Of course, nobody cares about nitrobenzene and decane mixtures. However, our experiments show that laser tweezing can be used to harness the concentration fluctuations that are inherent to liquid-liquid demixing. The theory described in our paper and our experiments suggest that the effect maximizes near the liquid-liquid critical point. Interestingly, a computer simulation paper by Giancarlo Franzese and co-workers revisiting the role of liquid-liquid demixing in protein crystallization, 12 finds no special advantage to the proximity of the critical point. So, there is a lot of mystery left to investigate. 

The paper in Nature Chemistry is here:


1       Tenwolde, P. & Frenkel, D. Enhancement of protein crystal nucleation by critical density fluctuations. Science 277, 1975-1978 (1997).

2       Bonnett, P., Carpenter, K., Dawson, S. & Davey, R. Solution crystallisation via a submerged liquid-liquid phase boundary: oiling out. Chem. Commun., 698-699 (2003).

3       Gebauer, D., Voelkel, A. & Coelfen, H. Stable Prenucleation Calcium Carbonate Clusters. Science 322, 1819-1822 (2008).

4       Davey, R. J., Schroeder, S. L. M. & Ter Horst, J. H. Nucleation of organic crystals--a molecular perspective. Angew. Chem. Int. Ed. 52, 2166-2179 (2013).

5       Gebauer, D., Kellermeier, M., Gale, J. D., Bergström, L. & Cölfen, H. Pre-nucleation clusters as solute precursors in crystallisation. Chem. Soc. Rev. 43, 2348-2371 (2014).

6       Mosses, J., Turton, D. A., Lue, L., Sefcik, J. & Wynne, K. Crystal templating through liquid-liquid phase separation. Chem. Commun. 51, 1139-1142 (2015).

7       De Yoreo, J. J. et al. Crystallization by particle attachment in synthetic, biogenic, and geologic environments. Science 349, aaa6760 (2015).

8       Garetz, B., Aber, J., Goddard, N., Young, R. & Myerson, A. Nonphotochemical, polarization-dependent, laser-induced nucleation in supersaturated aqueous urea solutions. Phys. Rev. Lett. 77, 3475-3476 (1996).

9       Garetz, B., Matic, J. & Myerson, A. Polarization switching of crystal structure in the nonphotochemical light-induced nucleation of supersaturated aqueous glycine solutions. Phys. Rev. Lett. 89, 175501 (2002).

10     Mosses, J., Syme, C. D. & Wynne, K. Order Parameter of the Liquid–Liquid Transition in a Molecular Liquid. J. Phys. Chem. Lett. 6, 38-43 (2015).

11     Syme, C. D. et al. Frustration of crystallisation by a liquid–crystal phase. Sci. Rep. 7, 42439 (2017).

12     Wedekind, J. et al. Optimization of crystal nucleation close to a metastable fluid-fluid phase transition. Sci. Rep. 5, 1-7 (2015).


Go to the profile of Klaas Wynne

Klaas Wynne

Chair of Chemical Physics, University of Glasgow

Klaas Wynne is chair of chemical physics in the School of Chemistry at the University of Glasgow since 2010 and before that was a professor in the Department of Physics at the University of Strathclyde.
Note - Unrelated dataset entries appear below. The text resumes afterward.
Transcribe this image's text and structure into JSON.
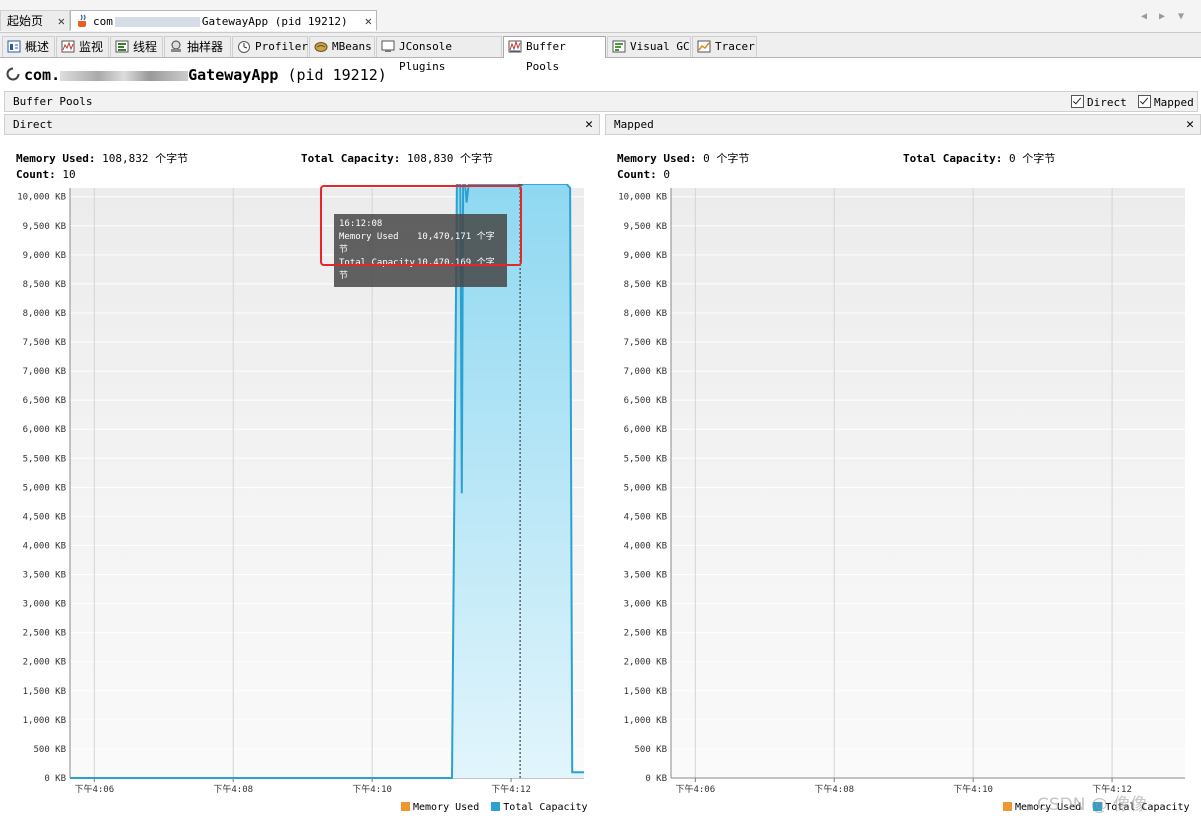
{
  "doc_tabs": [
    {
      "label": "起始页",
      "active": false
    },
    {
      "label": "com█████████████GatewayApp (pid 19212)",
      "label_prefix": "com",
      "label_suffix": "GatewayApp (pid 19212)",
      "active": true
    }
  ],
  "tool_tabs": [
    {
      "label": "概述",
      "icon": "overview-icon"
    },
    {
      "label": "监视",
      "icon": "monitor-icon"
    },
    {
      "label": "线程",
      "icon": "threads-icon"
    },
    {
      "label": "抽样器",
      "icon": "sampler-icon"
    },
    {
      "label": "Profiler",
      "icon": "profiler-icon"
    },
    {
      "label": "MBeans",
      "icon": "mbeans-icon"
    },
    {
      "label": "JConsole Plugins",
      "icon": "jconsole-icon"
    },
    {
      "label": "Buffer Pools",
      "icon": "buffer-pools-icon",
      "active": true
    },
    {
      "label": "Visual GC",
      "icon": "visual-gc-icon"
    },
    {
      "label": "Tracer",
      "icon": "tracer-icon"
    }
  ],
  "app": {
    "title_prefix": "com.",
    "title_main": "GatewayApp",
    "title_pid": "(pid 19212)"
  },
  "buffer_pools": {
    "label": "Buffer Pools",
    "direct_checkbox": "Direct",
    "mapped_checkbox": "Mapped",
    "direct_checked": true,
    "mapped_checked": true
  },
  "direct": {
    "title": "Direct",
    "memory_used_label": "Memory Used:",
    "memory_used_value": "108,832 个字节",
    "total_capacity_label": "Total Capacity:",
    "total_capacity_value": "108,830 个字节",
    "count_label": "Count:",
    "count_value": "10",
    "tooltip": {
      "time": "16:12:08",
      "memory_used_label": "Memory Used",
      "memory_used_value": "10,470,171 个字节",
      "total_capacity_label": "Total Capacity",
      "total_capacity_value": "10,470,169 个字节"
    }
  },
  "mapped": {
    "title": "Mapped",
    "memory_used_label": "Memory Used:",
    "memory_used_value": "0 个字节",
    "total_capacity_label": "Total Capacity:",
    "total_capacity_value": "0 个字节",
    "count_label": "Count:",
    "count_value": "0"
  },
  "legend": {
    "memory_used": "Memory Used",
    "total_capacity": "Total Capacity"
  },
  "colors": {
    "memory_used": "#f0962e",
    "total_capacity": "#2aa1cf",
    "highlight_box": "#e8262a"
  },
  "watermark": "CSDN @ 像像",
  "chart_data": [
    {
      "type": "area",
      "title": "Direct",
      "ylim": [
        0,
        10000
      ],
      "y_ticks": [
        "0 KB",
        "500 KB",
        "1,000 KB",
        "1,500 KB",
        "2,000 KB",
        "2,500 KB",
        "3,000 KB",
        "3,500 KB",
        "4,000 KB",
        "4,500 KB",
        "5,000 KB",
        "5,500 KB",
        "6,000 KB",
        "6,500 KB",
        "7,000 KB",
        "7,500 KB",
        "8,000 KB",
        "8,500 KB",
        "9,000 KB",
        "9,500 KB",
        "10,000 KB"
      ],
      "x_ticks": [
        "下午4:06",
        "下午4:08",
        "下午4:10",
        "下午4:12"
      ],
      "x_tick_minutes": [
        6,
        8,
        10,
        12
      ],
      "xlim_minutes": [
        5.65,
        13.05
      ],
      "series": [
        {
          "name": "Total Capacity",
          "points": [
            [
              5.65,
              0
            ],
            [
              11.15,
              0
            ],
            [
              11.22,
              10220
            ],
            [
              11.27,
              10220
            ],
            [
              11.29,
              4900
            ],
            [
              11.31,
              10220
            ],
            [
              11.34,
              10220
            ],
            [
              11.36,
              9900
            ],
            [
              11.39,
              10220
            ],
            [
              12.8,
              10220
            ],
            [
              12.85,
              10150
            ],
            [
              12.88,
              100
            ],
            [
              13.05,
              100
            ]
          ]
        }
      ],
      "cursor_minute": 12.13
    },
    {
      "type": "area",
      "title": "Mapped",
      "ylim": [
        0,
        10000
      ],
      "y_ticks": [
        "0 KB",
        "500 KB",
        "1,000 KB",
        "1,500 KB",
        "2,000 KB",
        "2,500 KB",
        "3,000 KB",
        "3,500 KB",
        "4,000 KB",
        "4,500 KB",
        "5,000 KB",
        "5,500 KB",
        "6,000 KB",
        "6,500 KB",
        "7,000 KB",
        "7,500 KB",
        "8,000 KB",
        "8,500 KB",
        "9,000 KB",
        "9,500 KB",
        "10,000 KB"
      ],
      "x_ticks": [
        "下午4:06",
        "下午4:08",
        "下午4:10",
        "下午4:12"
      ],
      "x_tick_minutes": [
        6,
        8,
        10,
        12
      ],
      "xlim_minutes": [
        5.65,
        13.05
      ],
      "series": []
    }
  ]
}
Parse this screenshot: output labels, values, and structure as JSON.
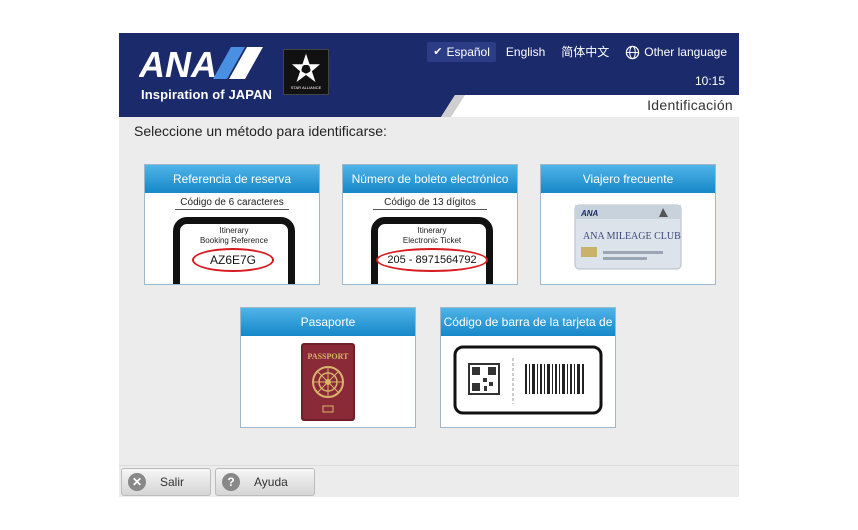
{
  "brand": {
    "logo_text": "ANA",
    "tagline": "Inspiration of JAPAN",
    "alliance_logo_text": "STAR ALLIANCE"
  },
  "languages": [
    {
      "label": "Español",
      "active": true
    },
    {
      "label": "English",
      "active": false
    },
    {
      "label": "简体中文",
      "active": false
    },
    {
      "label": "Other language",
      "active": false,
      "icon": "globe-icon"
    }
  ],
  "clock": "10:15",
  "tab_label": "Identificación",
  "instruction": "Seleccione un método para identificarse:",
  "cards": {
    "reservation": {
      "title": "Referencia de reserva",
      "sub_label": "Código de 6 caracteres",
      "doc_line1": "Itinerary",
      "doc_line2": "Booking Reference",
      "code": "AZ6E7G"
    },
    "eticket": {
      "title": "Número de boleto electrónico",
      "sub_label": "Código de 13 dígitos",
      "doc_line1": "Itinerary",
      "doc_line2": "Electronic Ticket",
      "code": "205 - 8971564792"
    },
    "frequent_flyer": {
      "title": "Viajero frecuente",
      "card_brand": "ANA",
      "card_text": "ANA MILEAGE CLUB"
    },
    "passport": {
      "title": "Pasaporte",
      "cover_text": "PASSPORT"
    },
    "barcode": {
      "title": "Código de barra de la tarjeta de"
    }
  },
  "footer": {
    "exit_label": "Salir",
    "help_label": "Ayuda"
  },
  "colors": {
    "header_bg": "#1b2a6b",
    "card_title_top": "#4fb4e8",
    "card_title_bottom": "#1687c8",
    "highlight_ring": "#d71920"
  }
}
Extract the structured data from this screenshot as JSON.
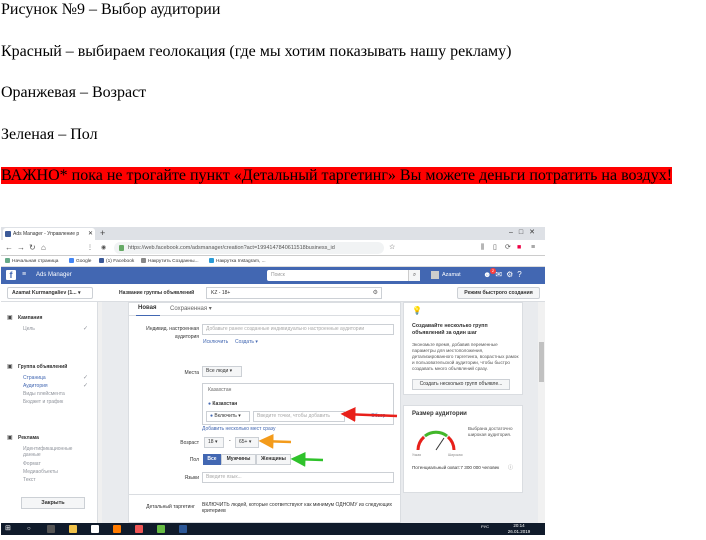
{
  "document": {
    "lines": [
      "Рисунок №9 – Выбор аудитории",
      "Красный – выбираем геолокация (где мы хотим показывать нашу рекламу)",
      "Оранжевая – Возраст",
      "Зеленая – Пол"
    ],
    "warning": "ВАЖНО* пока не трогайте пункт «Детальный таргетинг» Вы можете деньги потратить на воздух!",
    "warning_color": "#ff0000"
  },
  "browser": {
    "tab_title": "Ads Manager - Управление р",
    "url": "https://web.facebook.com/adsmanager/creation?act=1994147840611518business_id",
    "bookmarks": [
      "Начальная страница",
      "Google",
      "(1) Facebook",
      "Накрутить Созданны...",
      "Накрутка Instagram, ..."
    ]
  },
  "fb": {
    "app_title": "Ads Manager",
    "search_placeholder": "Поиск",
    "user_name": "Azamat",
    "notif_count": "2",
    "account": "Azamat Kurmangaliev (1...",
    "group_name_label": "Название группы объявлений",
    "group_name_value": "KZ - 18+",
    "quick_create": "Режим быстрого создания"
  },
  "leftnav": {
    "campaign": "Кампания",
    "campaign_goal": "Цель",
    "adset": "Группа объявлений",
    "adset_items": [
      "Страница",
      "Аудитория",
      "Виды плейсмента",
      "Бюджет и график"
    ],
    "ad": "Реклама",
    "ad_items": [
      "Идентификационные данные",
      "Формат",
      "Медиаобъекты",
      "Текст"
    ],
    "close": "Закрыть"
  },
  "main": {
    "tab_new": "Новая",
    "tab_saved": "Сохраненная",
    "custom_audience_label": "Индивид. настроенная аудитория",
    "custom_audience_placeholder": "Добавьте ранее созданные индивидуально настроенные аудитории",
    "exclude": "Исключить",
    "create": "Создать",
    "places_label": "Места",
    "all_people": "Все люди",
    "country_region": "Казахстан",
    "country": "Казахстан",
    "include": "Включить",
    "place_placeholder": "Введите точки, чтобы добавить",
    "view": "Обзор",
    "add_places": "Добавить несколько мест сразу",
    "age_label": "Возраст",
    "age_min": "18",
    "age_dash": "-",
    "age_max": "65+",
    "gender_label": "Пол",
    "gender_all": "Все",
    "gender_male": "Мужчины",
    "gender_female": "Женщины",
    "lang_label": "Языки",
    "lang_placeholder": "Введите язык...",
    "detailed_label": "Детальный таргетинг",
    "detailed_text": "ВКЛЮЧИТЬ людей, которые соответствуют как минимум ОДНОМУ из следующих критериев"
  },
  "right": {
    "tip_title": "Создавайте несколько групп объявлений за один шаг",
    "tip_text": "Экономьте время, добавив переменные параметры для местоположения, детализированного таргетинга, возрастных рамок и пользовательской аудитории, чтобы быстро создавать много объявлений сразу.",
    "tip_button": "Создать несколько групп объявле...",
    "size_title": "Размер аудитории",
    "gauge_left": "Узкая",
    "gauge_right": "Широкая",
    "gauge_verdict": "Выбрана достаточно широкая аудитория.",
    "reach": "Потенциальный охват:7 300 000 человек"
  },
  "taskbar": {
    "time": "20:14",
    "date": "26.01.2019",
    "lang": "РУС"
  },
  "arrows": {
    "red": "#e8201a",
    "orange": "#f39b1b",
    "green": "#2fc22b"
  }
}
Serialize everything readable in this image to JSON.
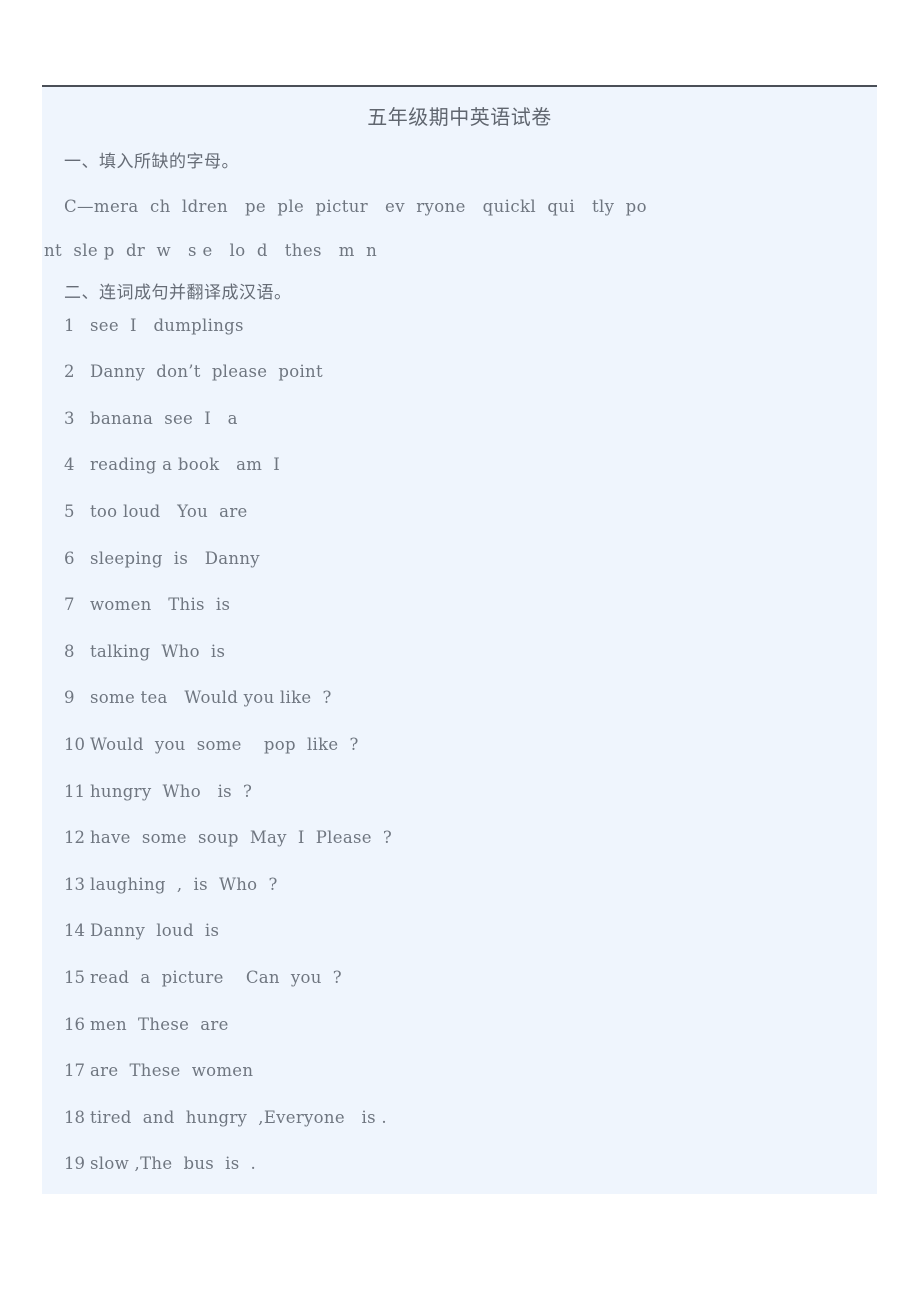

He is an Associate Editor with the Journal of the American Chemical Society (JACS) since 2017. Klaas is interested in the structure and dynamics of liquids and solutions. He studies peptides, proteins, and other biomolecules but treats them as amorphous blobs behaving much like gels. He is especially interested in phase behavior such as supercooling, folding transitions in peptides, nucleation of crystals from solution, and liquid-liquid and liquid-crystalline transitions. The experimental techniques applied cover 18-orders of magnitude of dynamic range: from the femtosecond motion of molecules (using ultrafast and terahertz spectroscopies) to the hour-long timescale of some phase transitions (using various forms of microscopy). Klaas did his MSci (1987) and PhD (1990) in chemistry at the University of Amsterdam under the tutelage of Prof Joop van Voorst applying picosecond lasers to highly nonlinear phenomena such as the infamous Raman photon echo. In 1991, he was awarded a NATO research fellowship to work with Robin Hochstrasser at the University of Pennsylvania in Philadelphia, USA. He stayed as a postdoc in Robin's group for five years, applying femtosecond spectroscopy on a wide range of topics including coherence in photochemical reactions, ultrafast biological electron transfer and isomerization, and coherence in degenerate quantum systems.

No comments yet.